Within my body lies two distinct personalities: one bolshy, empowered feminist, and one fragile, diffident bully. When I realized that these two personas existed, I began to ache. How could I lead this double life, but still call myself a feminist? How could my public and private personas be so devastatingly different? At the end of each day I would derisively ask myself, ‘what the fuck is wrong with you?’ I realise now that was the wrong question to ask. It’s not what’s wrong with me – it’s what’s wrong with society.
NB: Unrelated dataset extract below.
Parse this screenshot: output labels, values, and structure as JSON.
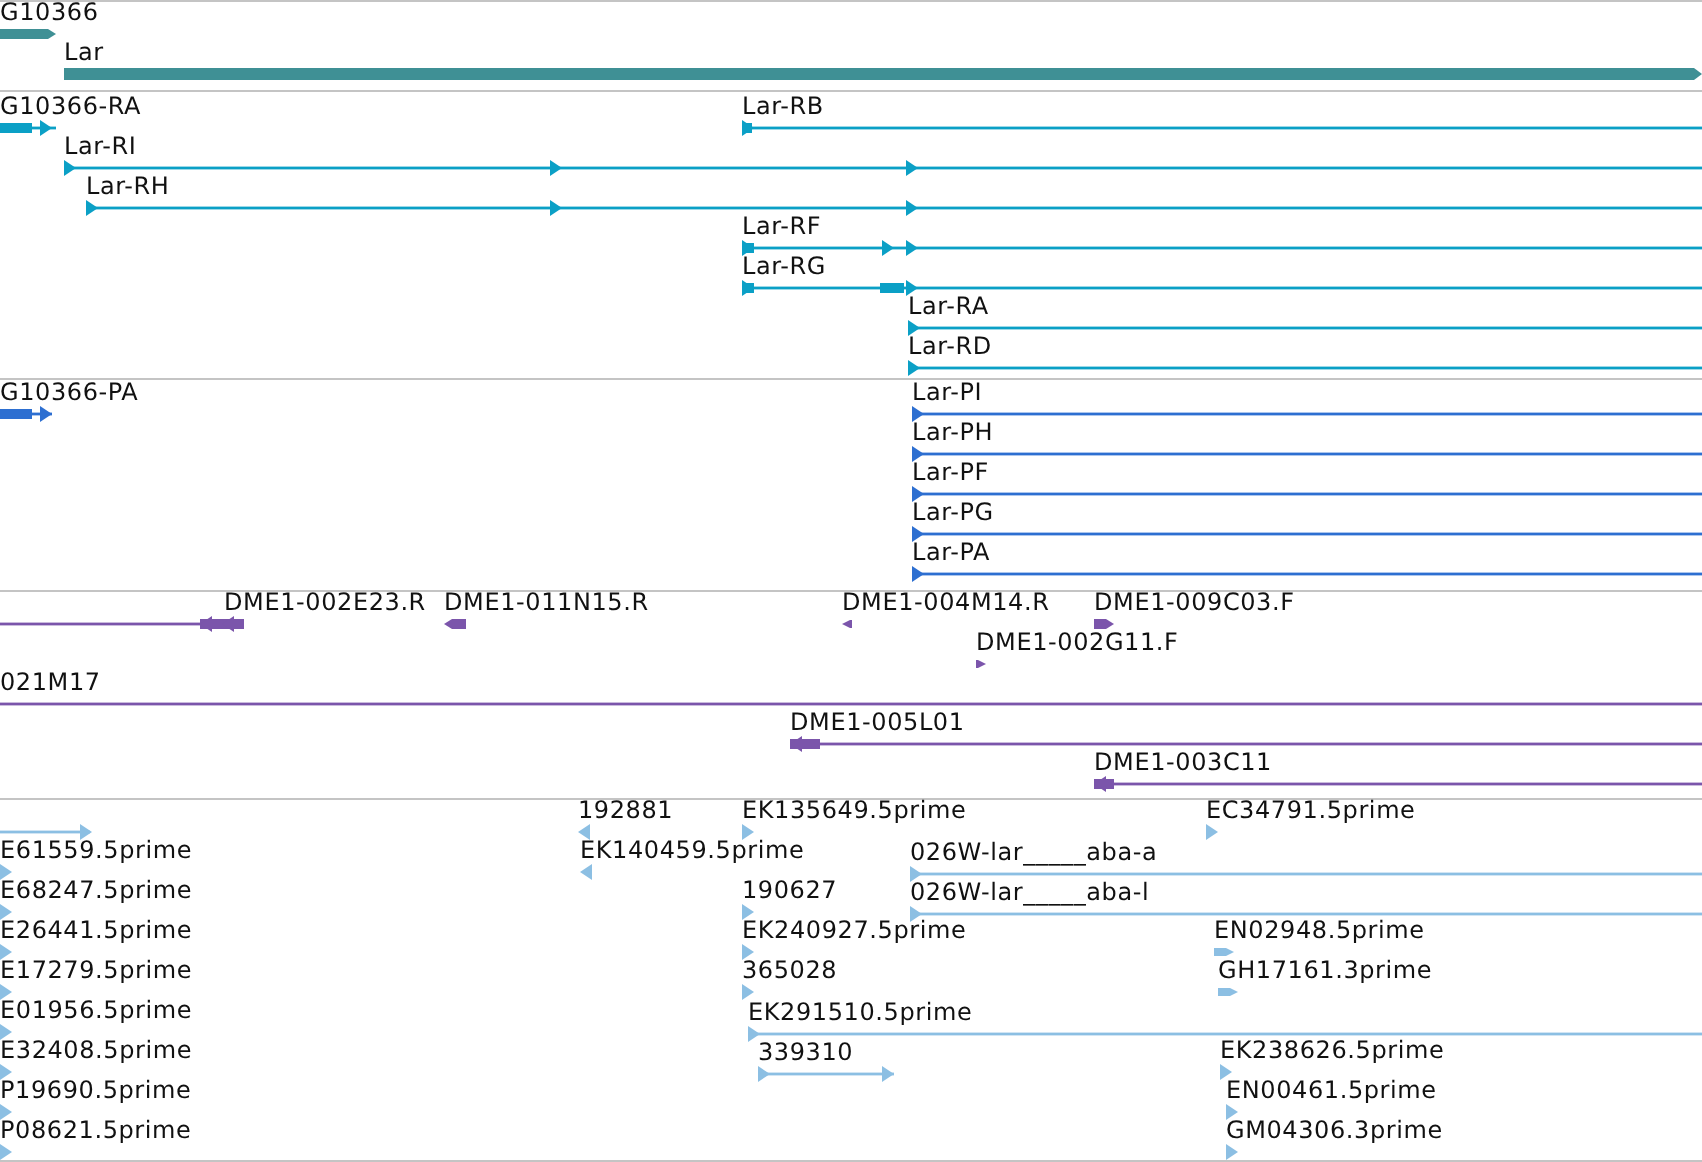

When I’m in private, surrounded by those I love and trust the most, I emanate moxie. I like to believe this is who I really am (or at least, who I will be when I sort myself out). But when I venture out of my ideological safe-space, I am constantly bombarded with messages that my self-worth is contingent upon the validation others choose to give me. I have to embody an unattainable standard of beauty and act in a demure fashion or face the consequences. In all the haste, hurt, and confusion, the bully takes control. To say that I abandon my feminist morals entirely would be untrue. I can recall many occasions when I have unapologetically confronted hostile sexists and their charming views of women. But I, and many other women, are guilty of willingly colluding with other insidious forms of sexism and oppression. One of the biggest plights of my generation is that we think that sexism ended with the 60’s and second wave feminism. ‘Everything’s equal now,’ many have said to me. ‘Women can work, vote, and go to university. What’s unfair about that? You’re so over sensitive.’ After hearing variations of the same speech for most of my adult life, I soon learnt to restrain my PDA (public displays of activism).
A former friend of mine would often comment on how ‘pathetic’ some women were (harsh, I know). The women who would smack their coloured lips and suggestively stroke their tanned bellies to ‘attract and appease’ their male counterparts. She would scoff at how they would go home with men and ‘do anything’ to satisfy them. Yet she failed to realize that she was also one of these ‘pathetic’ women. She may have kept her lips nude and her skin alabaster, but the seduction ritual and its consequences were the same. The following morning, she would come into my room, divulge her sexual exploits, and state how it was ‘no big deal’. That he enjoyed her performance, and that she had relished in his satisfaction.
At the time, I was actively disgusted by her hypocrisy. But now, I can hardly blame her – we’re all human, and we all want to be loved and accepted. It’s just unfortunate that so many women, myself included, feel that this is necessary at any cost. But blaming us, calling us ‘ignorant’, and pigeonholing us as ‘part of the problem’ is not the answer. Our behaviour is a symptom of a greater issue. We live in a cultural context that does not support women’s liberation and freedom – not entirely, at least. The proud women we are in private become our ‘stay-at-home-personas’ out of fear. But hopefully, this agonizing double-life will soon be a thing of the past. Hopefully, this public proclamation will compel myself and others to question and subvert the forces which prevent us all from leading remarkable lives. Hopefully, this confession has meant something.